What you have to do: Return each entry below without any alteration.

Data extracted from a collection:
^^^^

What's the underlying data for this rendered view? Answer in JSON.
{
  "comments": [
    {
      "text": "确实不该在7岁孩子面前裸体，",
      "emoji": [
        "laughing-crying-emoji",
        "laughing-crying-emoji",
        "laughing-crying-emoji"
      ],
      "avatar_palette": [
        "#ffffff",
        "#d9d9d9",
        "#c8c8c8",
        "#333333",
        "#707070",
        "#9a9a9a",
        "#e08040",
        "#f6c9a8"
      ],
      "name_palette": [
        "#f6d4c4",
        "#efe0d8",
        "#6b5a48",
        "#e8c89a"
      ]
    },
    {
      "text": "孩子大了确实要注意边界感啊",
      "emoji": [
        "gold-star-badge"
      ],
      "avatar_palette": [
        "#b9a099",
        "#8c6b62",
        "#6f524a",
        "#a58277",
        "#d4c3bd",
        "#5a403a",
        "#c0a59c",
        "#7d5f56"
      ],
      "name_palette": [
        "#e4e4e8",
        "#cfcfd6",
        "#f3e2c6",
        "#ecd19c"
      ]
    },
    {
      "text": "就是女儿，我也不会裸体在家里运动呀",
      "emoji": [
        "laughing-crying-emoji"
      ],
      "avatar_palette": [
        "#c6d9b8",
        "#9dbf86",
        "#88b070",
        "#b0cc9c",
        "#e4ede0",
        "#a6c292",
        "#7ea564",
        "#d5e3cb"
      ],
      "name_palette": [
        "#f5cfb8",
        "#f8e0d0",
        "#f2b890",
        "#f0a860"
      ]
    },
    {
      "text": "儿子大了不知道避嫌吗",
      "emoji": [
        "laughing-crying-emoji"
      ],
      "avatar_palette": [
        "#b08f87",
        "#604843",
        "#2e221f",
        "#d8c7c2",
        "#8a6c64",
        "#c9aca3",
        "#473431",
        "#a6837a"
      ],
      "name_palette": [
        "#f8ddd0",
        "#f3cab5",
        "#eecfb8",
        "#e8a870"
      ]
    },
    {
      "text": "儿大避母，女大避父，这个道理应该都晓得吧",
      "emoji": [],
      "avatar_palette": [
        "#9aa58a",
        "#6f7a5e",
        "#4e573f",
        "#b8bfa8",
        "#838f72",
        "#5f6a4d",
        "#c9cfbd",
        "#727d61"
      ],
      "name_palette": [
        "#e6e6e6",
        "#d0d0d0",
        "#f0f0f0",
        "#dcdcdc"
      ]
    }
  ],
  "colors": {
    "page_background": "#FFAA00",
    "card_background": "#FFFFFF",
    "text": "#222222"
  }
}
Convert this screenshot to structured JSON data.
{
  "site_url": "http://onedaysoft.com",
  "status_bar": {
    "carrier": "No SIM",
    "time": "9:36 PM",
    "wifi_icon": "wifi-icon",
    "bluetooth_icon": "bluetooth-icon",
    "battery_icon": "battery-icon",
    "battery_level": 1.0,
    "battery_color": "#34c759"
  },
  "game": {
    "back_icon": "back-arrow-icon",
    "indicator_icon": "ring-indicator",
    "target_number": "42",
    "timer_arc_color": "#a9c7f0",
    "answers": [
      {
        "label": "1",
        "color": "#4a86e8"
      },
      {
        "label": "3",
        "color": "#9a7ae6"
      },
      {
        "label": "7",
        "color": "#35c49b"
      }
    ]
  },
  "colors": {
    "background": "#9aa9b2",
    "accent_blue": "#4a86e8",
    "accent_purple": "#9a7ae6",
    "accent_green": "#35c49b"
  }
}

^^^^

Answer to the exercise:
What's the underlying data for this rendered view? Answer in JSON.
{
  "comments": [
    {
      "text": "确实不该在7岁孩子面前裸体，",
      "emoji": [
        "laughing-crying-emoji",
        "laughing-crying-emoji",
        "laughing-crying-emoji"
      ],
      "avatar_palette": [
        "#ffffff",
        "#d9d9d9",
        "#c8c8c8",
        "#333333",
        "#707070",
        "#9a9a9a",
        "#e08040",
        "#f6c9a8"
      ],
      "name_palette": [
        "#f6d4c4",
        "#efe0d8",
        "#6b5a48",
        "#e8c89a"
      ]
    },
    {
      "text": "孩子大了确实要注意边界感啊",
      "emoji": [
        "gold-star-badge"
      ],
      "avatar_palette": [
        "#b9a099",
        "#8c6b62",
        "#6f524a",
        "#a58277",
        "#d4c3bd",
        "#5a403a",
        "#c0a59c",
        "#7d5f56"
      ],
      "name_palette": [
        "#e4e4e8",
        "#cfcfd6",
        "#f3e2c6",
        "#ecd19c"
      ]
    },
    {
      "text": "就是女儿，我也不会裸体在家里运动呀",
      "emoji": [
        "laughing-crying-emoji"
      ],
      "avatar_palette": [
        "#c6d9b8",
        "#9dbf86",
        "#88b070",
        "#b0cc9c",
        "#e4ede0",
        "#a6c292",
        "#7ea564",
        "#d5e3cb"
      ],
      "name_palette": [
        "#f5cfb8",
        "#f8e0d0",
        "#f2b890",
        "#f0a860"
      ]
    },
    {
      "text": "儿子大了不知道避嫌吗",
      "emoji": [
        "laughing-crying-emoji"
      ],
      "avatar_palette": [
        "#b08f87",
        "#604843",
        "#2e221f",
        "#d8c7c2",
        "#8a6c64",
        "#c9aca3",
        "#473431",
        "#a6837a"
      ],
      "name_palette": [
        "#f8ddd0",
        "#f3cab5",
        "#eecfb8",
        "#e8a870"
      ]
    },
    {
      "text": "儿大避母，女大避父，这个道理应该都晓得吧",
      "emoji": [],
      "avatar_palette": [
        "#9aa58a",
        "#6f7a5e",
        "#4e573f",
        "#b8bfa8",
        "#838f72",
        "#5f6a4d",
        "#c9cfbd",
        "#727d61"
      ],
      "name_palette": [
        "#e6e6e6",
        "#d0d0d0",
        "#f0f0f0",
        "#dcdcdc"
      ]
    }
  ],
  "colors": {
    "page_background": "#FFAA00",
    "card_background": "#FFFFFF",
    "text": "#222222"
  }
}
Convert this screenshot to structured JSON data.
{
  "site_url": "http://onedaysoft.com",
  "status_bar": {
    "carrier": "No SIM",
    "time": "9:36 PM",
    "wifi_icon": "wifi-icon",
    "bluetooth_icon": "bluetooth-icon",
    "battery_icon": "battery-icon",
    "battery_level": 1.0,
    "battery_color": "#34c759"
  },
  "game": {
    "back_icon": "back-arrow-icon",
    "indicator_icon": "ring-indicator",
    "target_number": "42",
    "timer_arc_color": "#a9c7f0",
    "answers": [
      {
        "label": "1",
        "color": "#4a86e8"
      },
      {
        "label": "3",
        "color": "#9a7ae6"
      },
      {
        "label": "7",
        "color": "#35c49b"
      }
    ]
  },
  "colors": {
    "background": "#9aa9b2",
    "accent_blue": "#4a86e8",
    "accent_purple": "#9a7ae6",
    "accent_green": "#35c49b"
  }
}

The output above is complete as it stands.